= Beginning of Section =

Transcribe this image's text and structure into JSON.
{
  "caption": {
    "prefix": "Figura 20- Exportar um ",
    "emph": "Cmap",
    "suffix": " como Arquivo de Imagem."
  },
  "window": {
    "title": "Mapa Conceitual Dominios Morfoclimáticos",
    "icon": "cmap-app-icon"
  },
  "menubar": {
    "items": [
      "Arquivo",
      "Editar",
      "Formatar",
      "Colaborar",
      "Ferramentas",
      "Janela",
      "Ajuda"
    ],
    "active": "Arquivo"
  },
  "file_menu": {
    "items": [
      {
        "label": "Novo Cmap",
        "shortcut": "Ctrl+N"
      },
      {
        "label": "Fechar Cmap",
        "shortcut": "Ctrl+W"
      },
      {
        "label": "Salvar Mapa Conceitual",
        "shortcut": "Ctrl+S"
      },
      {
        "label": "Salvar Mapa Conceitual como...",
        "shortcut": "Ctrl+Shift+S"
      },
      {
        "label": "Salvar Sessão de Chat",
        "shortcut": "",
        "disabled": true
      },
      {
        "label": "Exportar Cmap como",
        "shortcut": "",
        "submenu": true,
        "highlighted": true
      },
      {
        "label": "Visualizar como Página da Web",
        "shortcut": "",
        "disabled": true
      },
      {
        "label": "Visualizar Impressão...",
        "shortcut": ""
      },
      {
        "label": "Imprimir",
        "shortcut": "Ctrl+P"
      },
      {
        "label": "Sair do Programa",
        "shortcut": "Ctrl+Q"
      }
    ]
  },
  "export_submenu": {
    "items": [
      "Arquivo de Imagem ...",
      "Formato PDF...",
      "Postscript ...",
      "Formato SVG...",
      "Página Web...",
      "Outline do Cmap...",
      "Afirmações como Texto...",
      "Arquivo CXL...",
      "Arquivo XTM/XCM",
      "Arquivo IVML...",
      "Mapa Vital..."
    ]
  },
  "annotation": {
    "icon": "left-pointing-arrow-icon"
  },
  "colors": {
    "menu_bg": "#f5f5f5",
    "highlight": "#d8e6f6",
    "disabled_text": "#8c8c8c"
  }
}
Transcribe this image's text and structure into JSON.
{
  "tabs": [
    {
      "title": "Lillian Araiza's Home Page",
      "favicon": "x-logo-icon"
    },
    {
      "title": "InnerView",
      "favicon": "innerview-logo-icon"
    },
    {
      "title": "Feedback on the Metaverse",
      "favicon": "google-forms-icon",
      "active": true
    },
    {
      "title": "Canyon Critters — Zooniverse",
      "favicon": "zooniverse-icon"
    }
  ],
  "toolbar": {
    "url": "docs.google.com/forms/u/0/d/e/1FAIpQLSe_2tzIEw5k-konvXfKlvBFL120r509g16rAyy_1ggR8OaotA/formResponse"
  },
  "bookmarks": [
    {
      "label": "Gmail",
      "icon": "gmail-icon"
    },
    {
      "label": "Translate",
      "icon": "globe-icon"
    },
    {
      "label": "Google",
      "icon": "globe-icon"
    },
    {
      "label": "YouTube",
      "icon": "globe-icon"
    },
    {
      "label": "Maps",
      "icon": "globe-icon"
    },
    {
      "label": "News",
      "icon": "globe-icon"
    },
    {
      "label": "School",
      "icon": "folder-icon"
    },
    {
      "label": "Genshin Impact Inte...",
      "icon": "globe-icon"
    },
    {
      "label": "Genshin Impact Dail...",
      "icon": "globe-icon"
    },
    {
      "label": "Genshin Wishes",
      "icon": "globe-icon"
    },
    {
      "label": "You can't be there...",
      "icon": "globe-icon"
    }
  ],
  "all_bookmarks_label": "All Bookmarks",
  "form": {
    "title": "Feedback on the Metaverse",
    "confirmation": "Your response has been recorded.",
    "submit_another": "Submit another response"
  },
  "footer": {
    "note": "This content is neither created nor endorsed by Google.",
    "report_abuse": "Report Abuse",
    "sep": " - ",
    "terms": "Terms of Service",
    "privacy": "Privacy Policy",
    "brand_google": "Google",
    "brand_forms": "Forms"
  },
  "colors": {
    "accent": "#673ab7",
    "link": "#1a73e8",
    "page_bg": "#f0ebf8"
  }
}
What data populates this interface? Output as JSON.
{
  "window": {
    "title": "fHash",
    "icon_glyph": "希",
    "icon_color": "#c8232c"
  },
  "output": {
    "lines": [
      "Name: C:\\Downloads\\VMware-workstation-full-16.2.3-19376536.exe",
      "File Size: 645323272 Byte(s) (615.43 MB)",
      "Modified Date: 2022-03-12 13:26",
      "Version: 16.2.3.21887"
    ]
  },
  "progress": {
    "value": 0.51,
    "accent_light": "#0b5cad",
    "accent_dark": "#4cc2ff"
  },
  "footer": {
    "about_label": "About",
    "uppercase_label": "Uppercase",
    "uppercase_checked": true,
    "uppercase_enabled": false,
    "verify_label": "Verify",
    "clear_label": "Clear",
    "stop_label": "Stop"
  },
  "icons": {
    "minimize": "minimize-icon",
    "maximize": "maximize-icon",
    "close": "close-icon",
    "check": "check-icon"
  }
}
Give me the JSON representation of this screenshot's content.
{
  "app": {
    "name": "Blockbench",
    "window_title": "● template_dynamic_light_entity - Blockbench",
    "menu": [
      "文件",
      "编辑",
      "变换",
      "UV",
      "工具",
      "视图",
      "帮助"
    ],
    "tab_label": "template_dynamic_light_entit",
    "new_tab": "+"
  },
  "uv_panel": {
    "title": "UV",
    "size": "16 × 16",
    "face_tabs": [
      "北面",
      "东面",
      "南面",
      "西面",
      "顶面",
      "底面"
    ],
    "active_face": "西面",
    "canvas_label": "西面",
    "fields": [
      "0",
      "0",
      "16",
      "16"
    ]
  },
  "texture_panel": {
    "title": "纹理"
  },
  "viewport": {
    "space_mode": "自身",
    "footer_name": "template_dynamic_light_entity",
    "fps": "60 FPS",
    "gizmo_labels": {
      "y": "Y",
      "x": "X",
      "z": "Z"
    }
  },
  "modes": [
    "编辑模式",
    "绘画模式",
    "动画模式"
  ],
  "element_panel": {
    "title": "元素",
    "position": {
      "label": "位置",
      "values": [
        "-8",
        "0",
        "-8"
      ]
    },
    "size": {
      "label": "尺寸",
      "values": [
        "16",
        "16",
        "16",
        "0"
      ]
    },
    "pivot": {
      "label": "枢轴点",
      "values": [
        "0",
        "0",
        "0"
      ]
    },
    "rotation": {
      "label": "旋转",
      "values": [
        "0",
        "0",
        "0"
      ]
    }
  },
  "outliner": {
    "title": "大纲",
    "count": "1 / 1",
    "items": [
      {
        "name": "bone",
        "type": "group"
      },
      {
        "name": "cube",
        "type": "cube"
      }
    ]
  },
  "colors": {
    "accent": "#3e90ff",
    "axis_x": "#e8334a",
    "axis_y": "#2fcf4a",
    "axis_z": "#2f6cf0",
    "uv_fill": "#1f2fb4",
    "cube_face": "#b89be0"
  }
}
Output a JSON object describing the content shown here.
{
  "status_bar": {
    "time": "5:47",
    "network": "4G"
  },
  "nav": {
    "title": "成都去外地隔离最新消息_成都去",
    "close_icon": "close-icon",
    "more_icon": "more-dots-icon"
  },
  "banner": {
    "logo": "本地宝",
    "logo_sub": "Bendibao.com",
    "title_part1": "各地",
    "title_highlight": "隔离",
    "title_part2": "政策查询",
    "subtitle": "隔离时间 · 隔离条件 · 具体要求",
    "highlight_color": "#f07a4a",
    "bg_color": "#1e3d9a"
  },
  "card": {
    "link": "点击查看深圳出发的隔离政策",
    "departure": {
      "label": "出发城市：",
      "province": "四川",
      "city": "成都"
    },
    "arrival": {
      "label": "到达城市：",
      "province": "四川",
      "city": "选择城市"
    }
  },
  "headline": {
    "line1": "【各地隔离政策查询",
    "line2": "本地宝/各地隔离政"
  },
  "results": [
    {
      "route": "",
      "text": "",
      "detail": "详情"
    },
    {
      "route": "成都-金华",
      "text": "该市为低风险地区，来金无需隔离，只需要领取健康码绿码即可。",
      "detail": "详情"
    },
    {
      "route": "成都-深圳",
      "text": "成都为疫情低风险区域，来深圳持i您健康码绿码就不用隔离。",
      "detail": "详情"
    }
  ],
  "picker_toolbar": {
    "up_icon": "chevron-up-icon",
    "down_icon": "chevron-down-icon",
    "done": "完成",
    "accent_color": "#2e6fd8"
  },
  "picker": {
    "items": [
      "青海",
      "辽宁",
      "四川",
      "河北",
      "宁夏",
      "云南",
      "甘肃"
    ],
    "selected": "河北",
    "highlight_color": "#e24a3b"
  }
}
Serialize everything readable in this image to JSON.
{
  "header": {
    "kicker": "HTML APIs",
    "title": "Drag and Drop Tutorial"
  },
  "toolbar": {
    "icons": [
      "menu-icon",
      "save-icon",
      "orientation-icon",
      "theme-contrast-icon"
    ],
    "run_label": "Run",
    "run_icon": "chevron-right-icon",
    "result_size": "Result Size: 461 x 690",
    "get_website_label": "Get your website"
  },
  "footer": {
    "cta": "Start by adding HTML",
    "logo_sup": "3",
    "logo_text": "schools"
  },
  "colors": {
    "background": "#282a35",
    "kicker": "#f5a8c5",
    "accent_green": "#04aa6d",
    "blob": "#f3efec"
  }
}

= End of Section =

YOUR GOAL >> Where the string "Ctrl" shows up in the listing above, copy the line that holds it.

ANSWER AREA >>
        "shortcut": "Ctrl+N"
        "shortcut": "Ctrl+W"
        "shortcut": "Ctrl+S"
        "shortcut": "Ctrl+Shift+S"
        "shortcut": "Ctrl+P"
        "shortcut": "Ctrl+Q"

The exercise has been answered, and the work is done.